The Federal Reserve (FED) is about to release a paper analyzing the potential benefits and risks of issuing a U.S.-backed digital currency for the first time, as Central Banks such as the European Central Bank study the possibility of issuing their own digital currency, and China launches a pilot of a digital Yuan in its major cities.
Now the members of the FED are divided between the convenience of establishing a digital dollar. This new currency, unlike cryptocurrencies such as Bitcoin or Ether, while it would be digital (like its crypto counterparts), would be issued and backed by the FED itself.
The Boston FED together with MIT are studying the possibility and desirability of the Central Bank issuing its own digital currency. Lael Brainard, who sits on the FED’s Board of Governors, has been particularly enthusiastic about the initiative.
In the past, Powell has indicated that the FED was studying so-called stablecoins and, in fact, appointed a former cryptocurrency pioneer in the brokerage world, Sunayna Tujeda, to support the FED’s efforts to implement a digital dollar.
Supporters of the initiative within the FED claim that a digital currency could streamline and make money transactions in the financial system cheaper and integrate people who have traditionally been outside the financial system or lack a bank account, while making government transfers more effective.
In an interview with Bloomberg, Powell commented that “because we are the primary reserve currency, we don’t have to rush this project and we don’t have to be first to market,” referring to the possibility of the FED implementing its own digital currency.
Other members of the FED, such as Vice Chairman Randal Quarles, are more skeptical of the need to implement a digital dollar, as most of the money in circulation is already digital, since it is not printed but recorded in the bank balances of Americans.
Stablecoins are the main competition for the FED’s digital currency
Powell stated that a good portion of Americans still preferred cash as a medium of exchange.

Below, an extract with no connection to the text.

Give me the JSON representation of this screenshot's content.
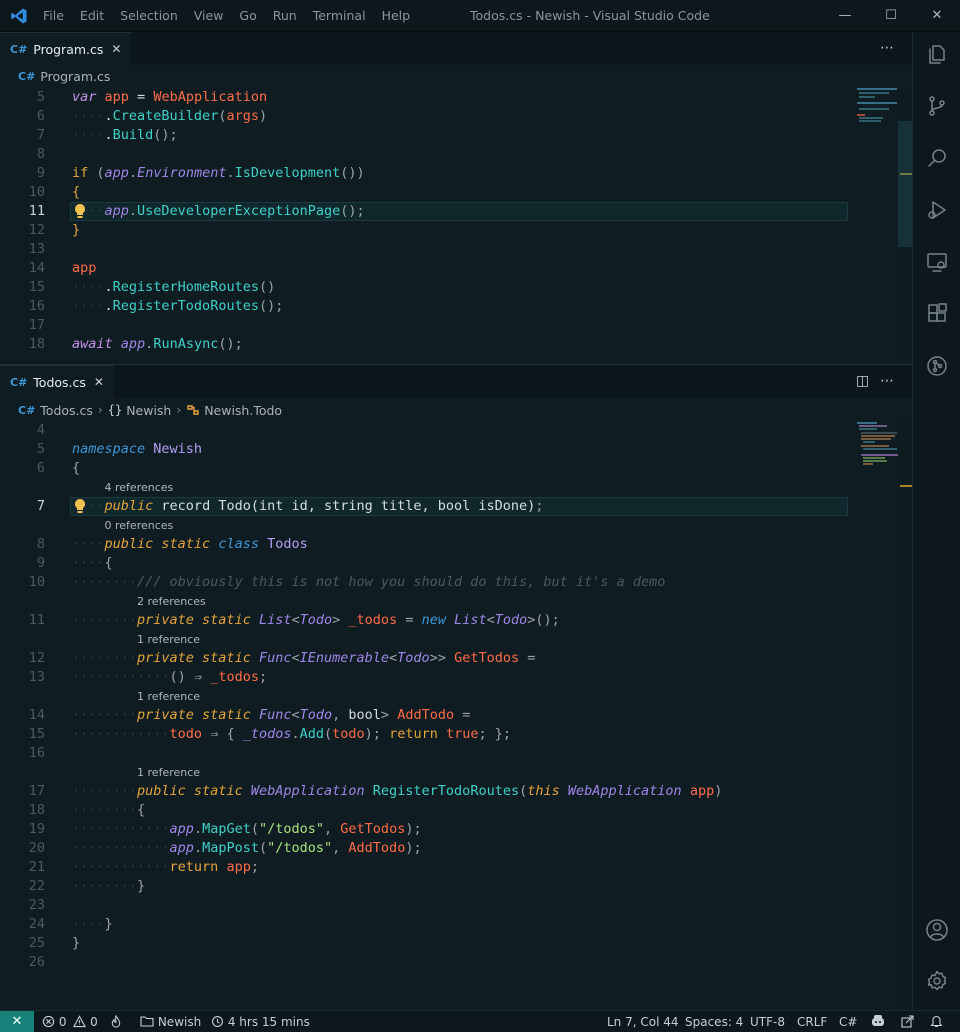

He also noted that the implementation of a digital currency lends certain privacy issues to its users.
In a hearing before the Financial Services Committee, FED Chairman Jerome Powell stated that the central bank had no intention of banning cryptocurrencies. However he did clarify that he considered it appropriate to regulate stablecoins: “Stablecoins function as funds in the money market, like bank deposits, but outside the regulatory perimeter, so it is appropriate that they be regulated,” said Powell.
So-called Stablecoins function as a digital asset-backed by other collateral, including fiat money, cryptocurrencies such as Bitcoin, or an algorithmic backing that determines the number of tokens (money) in circulation in the market. Some Stablecoins such as Tether or USD Coin have one-to-one convertibility with the dollar. Thus, at cryptocurrency brokers, traders exchange their most volatile cryptocurrencies, such as Bitcoin or Ether, for stablecoins whose low volatility allows crypto-investors not to lose the value of their profits while they are not trading in the market.